*** Records provided Section Begins ***

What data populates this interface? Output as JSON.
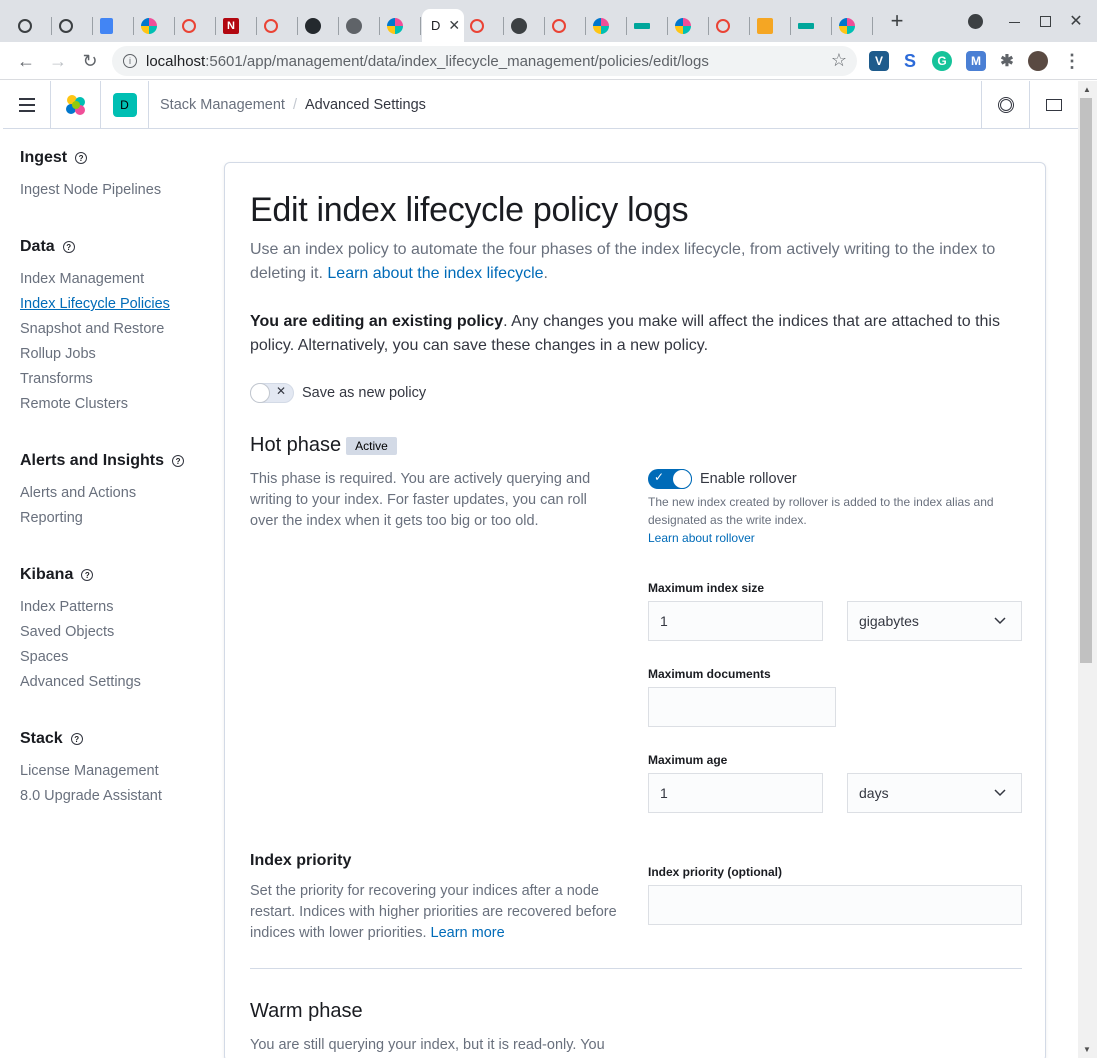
{
  "browser": {
    "active_tab_label": "D",
    "url_host": "localhost",
    "url_path": ":5601/app/management/data/index_lifecycle_management/policies/edit/logs",
    "new_tab_label": "+"
  },
  "kibana_header": {
    "space_avatar": "D",
    "breadcrumbs": [
      "Stack Management",
      "Advanced Settings"
    ]
  },
  "sidebar": {
    "groups": [
      {
        "title": "Ingest",
        "items": [
          "Ingest Node Pipelines"
        ]
      },
      {
        "title": "Data",
        "items": [
          "Index Management",
          "Index Lifecycle Policies",
          "Snapshot and Restore",
          "Rollup Jobs",
          "Transforms",
          "Remote Clusters"
        ]
      },
      {
        "title": "Alerts and Insights",
        "items": [
          "Alerts and Actions",
          "Reporting"
        ]
      },
      {
        "title": "Kibana",
        "items": [
          "Index Patterns",
          "Saved Objects",
          "Spaces",
          "Advanced Settings"
        ]
      },
      {
        "title": "Stack",
        "items": [
          "License Management",
          "8.0 Upgrade Assistant"
        ]
      }
    ],
    "selected": "Index Lifecycle Policies"
  },
  "page": {
    "title": "Edit index lifecycle policy logs",
    "intro": "Use an index policy to automate the four phases of the index lifecycle, from actively writing to the index to deleting it.",
    "intro_link": "Learn about the index lifecycle",
    "intro_link_suffix": ".",
    "editing_bold": "You are editing an existing policy",
    "editing_rest": ". Any changes you make will affect the indices that are attached to this policy. Alternatively, you can save these changes in a new policy.",
    "save_as_new_label": "Save as new policy",
    "save_as_new_on": false
  },
  "hot_phase": {
    "title": "Hot phase",
    "badge": "Active",
    "description": "This phase is required. You are actively querying and writing to your index. For faster updates, you can roll over the index when it gets too big or too old.",
    "rollover_label": "Enable rollover",
    "rollover_on": true,
    "rollover_help": "The new index created by rollover is added to the index alias and designated as the write index.",
    "rollover_link": "Learn about rollover",
    "max_size_label": "Maximum index size",
    "max_size_value": "1",
    "max_size_unit": "gigabytes",
    "max_docs_label": "Maximum documents",
    "max_docs_value": "",
    "max_age_label": "Maximum age",
    "max_age_value": "1",
    "max_age_unit": "days"
  },
  "index_priority": {
    "title": "Index priority",
    "description": "Set the priority for recovering your indices after a node restart. Indices with higher priorities are recovered before indices with lower priorities.",
    "link": "Learn more",
    "field_label": "Index priority (optional)",
    "field_value": ""
  },
  "warm_phase": {
    "title": "Warm phase",
    "description": "You are still querying your index, but it is read-only. You"
  }
}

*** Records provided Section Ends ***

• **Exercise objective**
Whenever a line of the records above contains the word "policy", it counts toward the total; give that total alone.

• **Task answer**
5